We are grandparents who helped raise our granddaughter for many years before it was revealed that our son was not her biological father.
We have now been shut out of our granddaughter’s life because her family says since we are not the biological grandparents we can no longer see her.
Is there any legal recourse we have to see our granddaughter who we helped raise?
There are different legal methods for grandparents to use to gain visitation rights with their grandchildren. The best method to choose depends on the specific facts of your case.
Based upon the brief facts you described, I can assume that your son was not married to your granddaughter’s mother. If the parents of a child are not married, typically a paternity test will be done to establish whether the alleged father should pay for support.
Unfortunately, if your son was not the biological father of the child, then you are also not the biological grandparents.
Generally people who are not biological grandparents will have extreme difficulty obtaining court-ordered visitation.
Please understand that my opinions are based upon the limited facts that you provided to me. For a more in depth discussion of your legal rights, I urge you to contact an Attorney immediately.
Cordell & Cordell has well qualified and experienced men’s divorce lawyers located nationwide, including many in Missouri, if you require additional legal assistance.
Michelle Hughes is an Associate Attorney in the Jefferson County, Missouri office of Cordell & Cordell where she practices domestic relations exclusively. Ms. Hughes is licensed in the states of Missouri and Illinois, and the United States District Court for the Eastern District of Missouri.
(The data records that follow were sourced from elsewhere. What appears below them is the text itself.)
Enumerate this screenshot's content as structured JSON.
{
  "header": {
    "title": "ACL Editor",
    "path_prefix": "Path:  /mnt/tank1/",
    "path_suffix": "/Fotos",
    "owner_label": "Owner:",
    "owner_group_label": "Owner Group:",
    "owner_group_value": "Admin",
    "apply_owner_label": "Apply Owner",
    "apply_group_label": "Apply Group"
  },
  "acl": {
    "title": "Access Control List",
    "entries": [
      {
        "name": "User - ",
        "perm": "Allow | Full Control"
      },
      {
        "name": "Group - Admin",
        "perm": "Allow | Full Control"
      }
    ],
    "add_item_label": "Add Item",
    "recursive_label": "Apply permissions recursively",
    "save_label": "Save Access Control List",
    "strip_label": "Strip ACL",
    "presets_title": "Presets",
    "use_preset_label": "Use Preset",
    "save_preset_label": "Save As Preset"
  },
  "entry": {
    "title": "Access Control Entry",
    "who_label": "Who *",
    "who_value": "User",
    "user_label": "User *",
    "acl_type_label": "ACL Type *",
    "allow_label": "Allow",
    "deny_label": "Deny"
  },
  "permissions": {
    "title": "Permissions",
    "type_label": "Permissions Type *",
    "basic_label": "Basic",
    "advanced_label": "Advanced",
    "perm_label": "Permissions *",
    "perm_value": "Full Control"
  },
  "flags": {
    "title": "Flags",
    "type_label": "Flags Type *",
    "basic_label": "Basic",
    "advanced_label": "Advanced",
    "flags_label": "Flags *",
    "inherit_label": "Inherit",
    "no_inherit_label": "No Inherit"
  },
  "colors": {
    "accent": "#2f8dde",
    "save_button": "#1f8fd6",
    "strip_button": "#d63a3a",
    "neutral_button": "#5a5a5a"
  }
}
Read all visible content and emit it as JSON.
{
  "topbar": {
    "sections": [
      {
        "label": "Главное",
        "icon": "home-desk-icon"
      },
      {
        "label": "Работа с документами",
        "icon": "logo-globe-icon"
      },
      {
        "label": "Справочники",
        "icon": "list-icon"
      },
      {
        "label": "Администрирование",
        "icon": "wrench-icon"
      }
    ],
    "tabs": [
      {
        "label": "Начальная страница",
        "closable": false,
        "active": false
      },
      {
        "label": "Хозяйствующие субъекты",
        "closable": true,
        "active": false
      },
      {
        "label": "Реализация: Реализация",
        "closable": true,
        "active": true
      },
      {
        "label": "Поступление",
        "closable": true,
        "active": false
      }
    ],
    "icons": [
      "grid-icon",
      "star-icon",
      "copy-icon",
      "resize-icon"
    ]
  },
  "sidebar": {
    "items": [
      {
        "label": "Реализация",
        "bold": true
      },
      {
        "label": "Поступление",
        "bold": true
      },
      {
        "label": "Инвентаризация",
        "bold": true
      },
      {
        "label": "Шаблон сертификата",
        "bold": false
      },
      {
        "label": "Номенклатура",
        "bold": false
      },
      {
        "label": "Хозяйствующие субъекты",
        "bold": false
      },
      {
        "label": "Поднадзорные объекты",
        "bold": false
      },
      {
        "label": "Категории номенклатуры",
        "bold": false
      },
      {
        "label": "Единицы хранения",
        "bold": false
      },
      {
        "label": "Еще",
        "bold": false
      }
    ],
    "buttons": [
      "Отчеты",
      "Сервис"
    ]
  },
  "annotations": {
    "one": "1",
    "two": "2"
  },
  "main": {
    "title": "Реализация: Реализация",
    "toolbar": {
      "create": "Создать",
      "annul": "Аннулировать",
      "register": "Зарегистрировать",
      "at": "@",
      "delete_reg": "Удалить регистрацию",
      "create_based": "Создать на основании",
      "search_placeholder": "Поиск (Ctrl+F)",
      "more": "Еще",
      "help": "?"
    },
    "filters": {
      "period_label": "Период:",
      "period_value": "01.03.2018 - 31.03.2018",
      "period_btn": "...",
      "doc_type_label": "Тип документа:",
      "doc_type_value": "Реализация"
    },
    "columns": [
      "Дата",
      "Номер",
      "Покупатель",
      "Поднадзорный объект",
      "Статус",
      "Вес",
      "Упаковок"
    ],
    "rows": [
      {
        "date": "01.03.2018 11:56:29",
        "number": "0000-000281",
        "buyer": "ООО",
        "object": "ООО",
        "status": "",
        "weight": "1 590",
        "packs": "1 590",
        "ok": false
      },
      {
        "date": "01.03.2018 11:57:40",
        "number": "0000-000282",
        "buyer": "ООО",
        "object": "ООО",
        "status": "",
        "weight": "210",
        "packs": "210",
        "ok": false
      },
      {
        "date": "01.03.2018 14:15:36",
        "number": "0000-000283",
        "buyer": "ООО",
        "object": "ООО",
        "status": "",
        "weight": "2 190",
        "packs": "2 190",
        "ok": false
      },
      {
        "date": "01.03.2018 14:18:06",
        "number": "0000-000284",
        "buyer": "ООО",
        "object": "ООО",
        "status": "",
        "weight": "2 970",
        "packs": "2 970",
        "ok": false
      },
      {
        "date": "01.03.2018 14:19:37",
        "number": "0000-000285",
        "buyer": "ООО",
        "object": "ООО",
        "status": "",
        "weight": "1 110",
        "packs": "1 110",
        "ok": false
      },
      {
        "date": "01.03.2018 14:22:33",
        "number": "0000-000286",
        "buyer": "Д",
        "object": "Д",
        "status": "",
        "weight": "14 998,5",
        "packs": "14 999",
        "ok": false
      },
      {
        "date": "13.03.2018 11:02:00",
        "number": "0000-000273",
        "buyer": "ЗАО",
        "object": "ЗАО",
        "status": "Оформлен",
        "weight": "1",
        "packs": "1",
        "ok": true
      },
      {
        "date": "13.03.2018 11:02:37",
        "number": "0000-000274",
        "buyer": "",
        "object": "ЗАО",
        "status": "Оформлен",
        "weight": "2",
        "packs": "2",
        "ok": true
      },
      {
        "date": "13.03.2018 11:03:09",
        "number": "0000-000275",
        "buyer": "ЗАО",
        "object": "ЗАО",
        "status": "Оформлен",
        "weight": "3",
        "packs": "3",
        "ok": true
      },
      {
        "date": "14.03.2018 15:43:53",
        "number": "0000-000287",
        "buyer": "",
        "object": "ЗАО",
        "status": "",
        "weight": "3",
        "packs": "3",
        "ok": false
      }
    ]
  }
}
A native to metro St. Louis, Ms. Hughes received her BBA in Economics and Finances from McKendree College. She later received her Juris Doctor from Thomas Cooley Law School where she graduated cum laude.